On January 24, 2011, the Supreme Court decided Thompson v. North American Stainless, LP, No. 09-291, holding that the protections of Title VII of the Civil Rights Act extend to those who claim third-party retaliation.
After Miriam Regalado filed a sex discrimination charge with the Equal Employment Opportunity Commission against defendant, it fired her fiancé, plaintiff Eric Thompson. Thompson sued for retaliation, but the district court granted summary judgment to the defendant on grounds that third-party retaliation claims are not permitted by Title VII of the Civil Rights Act. The en banc Sixth Circuit affirmed, reasoning that Thompson was not entitled to sue for retaliation because he had not engaged in any activity protected by the statute.
The Supreme Court reversed and remanded, finding that if the facts alleged were true, Thompson's firing constituted unlawful retaliation. According to the Court, Title VII's sweep is broad and prohibits any employer action that might dissuade a reasonable worker for making or supporting a discrimination charge. The Court held that, in using the term "person aggrieved," Title VII incorporates the zone of interest test of the Administrative Procedure Act and that Thompson was a "person aggrieved" because Title VII's purpose is to protect employees from their employers' unlawful actions.
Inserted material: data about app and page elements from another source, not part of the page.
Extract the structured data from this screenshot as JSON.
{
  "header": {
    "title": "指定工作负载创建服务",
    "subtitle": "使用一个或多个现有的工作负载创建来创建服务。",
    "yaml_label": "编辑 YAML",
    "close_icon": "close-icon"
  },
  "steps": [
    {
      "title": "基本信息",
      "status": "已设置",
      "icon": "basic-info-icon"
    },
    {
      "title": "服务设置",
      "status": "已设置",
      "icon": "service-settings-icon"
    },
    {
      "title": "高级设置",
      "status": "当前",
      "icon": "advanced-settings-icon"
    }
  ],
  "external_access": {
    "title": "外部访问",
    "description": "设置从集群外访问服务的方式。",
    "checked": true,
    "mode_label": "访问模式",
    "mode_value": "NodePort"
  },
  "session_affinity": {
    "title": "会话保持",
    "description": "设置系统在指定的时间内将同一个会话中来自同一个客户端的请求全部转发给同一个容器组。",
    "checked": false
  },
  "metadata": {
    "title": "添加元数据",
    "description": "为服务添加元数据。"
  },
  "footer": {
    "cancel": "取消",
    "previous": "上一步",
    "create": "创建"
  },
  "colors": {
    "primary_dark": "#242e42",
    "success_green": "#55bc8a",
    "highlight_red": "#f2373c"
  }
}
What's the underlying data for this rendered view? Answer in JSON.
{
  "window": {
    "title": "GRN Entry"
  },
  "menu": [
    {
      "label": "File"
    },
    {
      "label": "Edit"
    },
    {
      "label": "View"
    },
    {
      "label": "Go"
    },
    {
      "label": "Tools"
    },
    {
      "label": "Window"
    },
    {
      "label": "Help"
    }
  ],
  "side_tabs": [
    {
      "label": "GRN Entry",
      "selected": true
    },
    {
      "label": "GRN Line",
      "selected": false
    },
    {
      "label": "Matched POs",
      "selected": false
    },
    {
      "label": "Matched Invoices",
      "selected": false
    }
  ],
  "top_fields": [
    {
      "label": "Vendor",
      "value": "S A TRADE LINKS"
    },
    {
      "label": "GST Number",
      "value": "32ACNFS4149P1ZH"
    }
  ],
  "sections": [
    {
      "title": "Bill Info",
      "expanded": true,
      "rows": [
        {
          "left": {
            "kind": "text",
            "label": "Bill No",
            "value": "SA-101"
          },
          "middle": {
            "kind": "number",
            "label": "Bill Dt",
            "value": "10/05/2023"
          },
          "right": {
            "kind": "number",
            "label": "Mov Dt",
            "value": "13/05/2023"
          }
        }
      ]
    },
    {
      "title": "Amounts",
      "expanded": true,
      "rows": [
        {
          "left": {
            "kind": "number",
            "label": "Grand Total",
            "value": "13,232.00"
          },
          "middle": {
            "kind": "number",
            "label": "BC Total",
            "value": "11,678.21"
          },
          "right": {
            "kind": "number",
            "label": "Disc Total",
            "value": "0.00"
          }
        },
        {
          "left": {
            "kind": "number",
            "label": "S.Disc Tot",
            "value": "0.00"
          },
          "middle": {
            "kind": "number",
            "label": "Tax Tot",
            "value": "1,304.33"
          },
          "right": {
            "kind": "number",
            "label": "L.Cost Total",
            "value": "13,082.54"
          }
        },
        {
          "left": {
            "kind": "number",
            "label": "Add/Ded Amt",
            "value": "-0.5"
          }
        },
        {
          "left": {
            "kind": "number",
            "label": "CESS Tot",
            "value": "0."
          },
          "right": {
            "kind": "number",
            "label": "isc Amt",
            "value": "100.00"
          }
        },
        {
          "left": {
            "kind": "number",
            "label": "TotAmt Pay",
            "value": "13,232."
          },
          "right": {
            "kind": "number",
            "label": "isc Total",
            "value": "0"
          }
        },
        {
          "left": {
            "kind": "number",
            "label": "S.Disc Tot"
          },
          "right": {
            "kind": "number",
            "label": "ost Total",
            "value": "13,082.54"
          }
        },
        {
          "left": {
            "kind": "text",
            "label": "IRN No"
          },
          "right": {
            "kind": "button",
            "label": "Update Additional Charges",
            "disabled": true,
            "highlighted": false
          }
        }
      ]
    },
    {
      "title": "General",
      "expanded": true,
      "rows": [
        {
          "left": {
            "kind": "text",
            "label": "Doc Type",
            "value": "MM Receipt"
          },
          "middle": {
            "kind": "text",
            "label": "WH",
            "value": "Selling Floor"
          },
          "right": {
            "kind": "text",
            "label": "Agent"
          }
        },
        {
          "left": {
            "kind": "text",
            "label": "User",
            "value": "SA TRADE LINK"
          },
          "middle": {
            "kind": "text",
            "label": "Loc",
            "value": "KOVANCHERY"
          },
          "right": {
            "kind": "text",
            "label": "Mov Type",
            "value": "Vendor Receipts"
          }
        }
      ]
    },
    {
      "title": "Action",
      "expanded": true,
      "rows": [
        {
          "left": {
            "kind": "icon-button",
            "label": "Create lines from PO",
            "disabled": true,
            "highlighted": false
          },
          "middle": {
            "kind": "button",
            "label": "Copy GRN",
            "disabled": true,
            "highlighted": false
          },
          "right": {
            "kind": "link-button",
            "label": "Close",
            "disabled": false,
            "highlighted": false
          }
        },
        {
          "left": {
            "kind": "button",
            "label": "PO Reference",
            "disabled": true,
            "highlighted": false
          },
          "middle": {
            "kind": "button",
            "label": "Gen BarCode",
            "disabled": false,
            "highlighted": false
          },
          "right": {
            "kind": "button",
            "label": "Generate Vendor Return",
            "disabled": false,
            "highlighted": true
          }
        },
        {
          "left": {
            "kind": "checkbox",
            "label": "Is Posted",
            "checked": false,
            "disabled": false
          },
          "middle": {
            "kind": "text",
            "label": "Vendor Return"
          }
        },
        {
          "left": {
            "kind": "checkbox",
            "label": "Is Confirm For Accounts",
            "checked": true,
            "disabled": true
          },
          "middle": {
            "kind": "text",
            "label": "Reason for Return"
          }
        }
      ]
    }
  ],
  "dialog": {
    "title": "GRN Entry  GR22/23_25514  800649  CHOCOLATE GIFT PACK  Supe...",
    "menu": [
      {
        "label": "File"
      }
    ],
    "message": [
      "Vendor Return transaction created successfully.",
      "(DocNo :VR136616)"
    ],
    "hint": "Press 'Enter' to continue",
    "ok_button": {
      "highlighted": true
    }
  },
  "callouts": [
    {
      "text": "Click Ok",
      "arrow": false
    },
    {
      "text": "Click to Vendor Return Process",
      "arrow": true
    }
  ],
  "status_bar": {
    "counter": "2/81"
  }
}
Justice Scalia delivered the opinion of the Court, in which all other members joined, except Justice Kagan, who took no part in the consideration or decision of the case. Justice Ginsburg filed a concurring opinion, in which Justice Breyer joined.